“It turned out that my worry was unnecessary. Jacopo easily mastered the material, and earned an ‘A’ for the course,” Li wrote. “More importantly, it was clear to me that Jacopo would be able to connect and apply the knowledge acquired in the course to future study.”
Assistant Professor of Mathematics Pierre Clare writes that he got his first glimpse of Gliozzi’s talent in his homework for Clare’s Complex Analysis course: “He would invariably reformulate problems with such conceptual insight that the difficulties would spontaneously disappear and let the results emerge naturally.”
Gliozzi is taking on two honors theses. One, in physics, focuses on phosphorene, a single layer of phosphorus crystal lattice.
“It has some unusual properties that are similar to graphene, which is its more famous cousin made out of carbon,” he said. “Graphene is a single layer of carbon crystal. Electrons moving through graphene act as if they’re massless. Phosphorene is like graphene in one direction, but in another direction, electrons act slightly different.”
Clare writes that he began meeting with Gliozzi regularly to discuss his math honors thesis, part of a larger international collaboration on Lie theory problems. The weekly discussions allowed Clare to get to know his student on a more personal level.
“I have to say that meeting with him is the highlight of my week,” Clare wrote. “Beside the scientific exchanges, this is also due to Jacopo’s wonderful personality. He is cultured, attentive to others (I know he has been successfully tutoring fellow students) and entirely devoid of the kind of arrogance and competitiveness that sometimes come to the most brilliant students.”
And in physics, Assistant Professor Jozef Dudek recalled Gliozzi asking him for permission to take a class on quantum field theory, a required course for second-year Ph.D. students in physics.
“This class is often looked upon by graduate students with some trepidation,” Dudek wrote. “It is the class in which students are finally ready to combine special relativity, quantum mechanics and electromagnetism — topics they have spent their undergraduate and first-year graduate careers mastering — into one single theory. Jacopo took this class when he was an undergraduate junior!”
It gets better. Dudek continues: “What is more his was, by some margin, the strongest performance in the class, and his homework solutions were a thing of beauty — not only correct, but presented with such clarity, complete with supporting explanatory text, that they surpassed the quality of the solutions I prepared for the students.”

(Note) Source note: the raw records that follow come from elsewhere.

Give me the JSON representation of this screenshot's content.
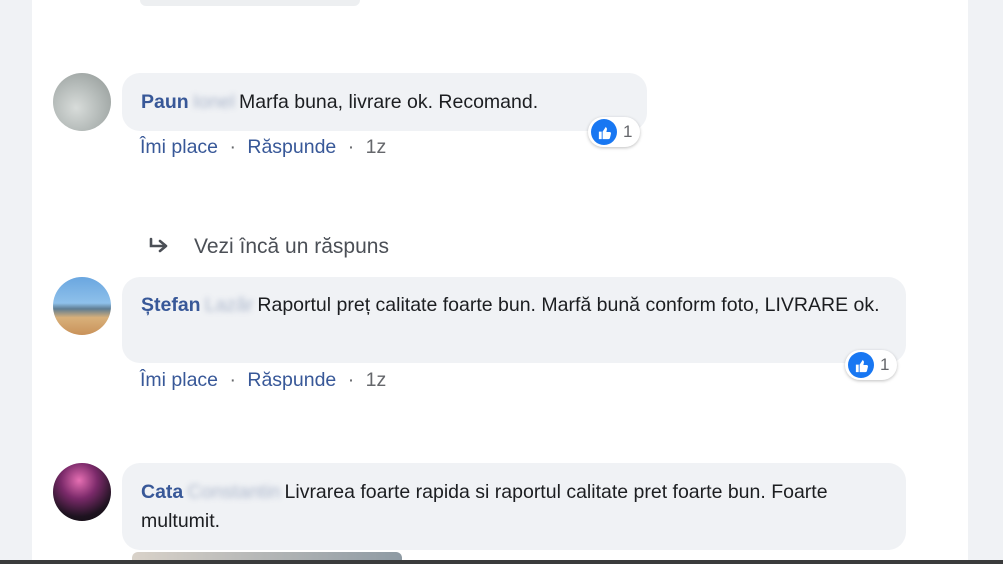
{
  "comments": [
    {
      "author": "Paun",
      "author_hidden": "Ionel",
      "text": "Marfa buna, livrare ok. Recomand.",
      "like_label": "Îmi place",
      "reply_label": "Răspunde",
      "age": "1z",
      "reactions": "1"
    },
    {
      "author": "Ștefan",
      "author_hidden": "Lazăr",
      "text": "Raportul preț calitate foarte bun. Marfă bună conform foto, LIVRARE ok.",
      "like_label": "Îmi place",
      "reply_label": "Răspunde",
      "age": "1z",
      "reactions": "1"
    },
    {
      "author": "Cata",
      "author_hidden": "Constantin",
      "text": "Livrarea foarte rapida si raportul calitate pret foarte bun. Foarte multumit."
    }
  ],
  "more_replies": "Vezi încă un răspuns",
  "separator": "·",
  "colors": {
    "author": "#385898",
    "bubble": "#f0f2f5",
    "like": "#1877f2",
    "meta": "#65676b"
  },
  "icons": {
    "like": "thumbs-up-icon",
    "reply": "reply-arrow-icon"
  }
}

Several of the nomination letters mention Gliozzi’s athletic accomplishments, which could make a lengthy article by themselves. He was named a 2018 Google Cloud CoSIDA Academic All-America At-Large First Team, and was named to the Second Team in 2017.
He says his favorite event is pommel horse. He holds the William & Mary school record and 2017 NCAA All-America honors on pommel horse in 2017. He is a two-time USA Gymnastics Collegiate All-American on pommel horse and has claimed the Eastern College Athletic Conference title in the event for two seasons.
He intends to enter a Ph.D. program to continue his study of condensed-matter physics and he has applied to several programs. But, he pointed out that 2020 is an Olympic year and, as he has dual Italian-U.S. citizenship, he might decide to take a year and train with Italian team.
Gliozzi said he found a number of parallels between his experiences in research and his mastery of gymnastics.
“Gymnastics is a very technical sport. To learn a new skill or a new routine, you have to break it down and look at it, piece by piece. You do this, not just by yourself, but with input from teammates and coaches,” he explained. “That mirrors the process of research, because research is very collaborative. You bring in different viewpoints and synthesize them together to attack a certain problem. ”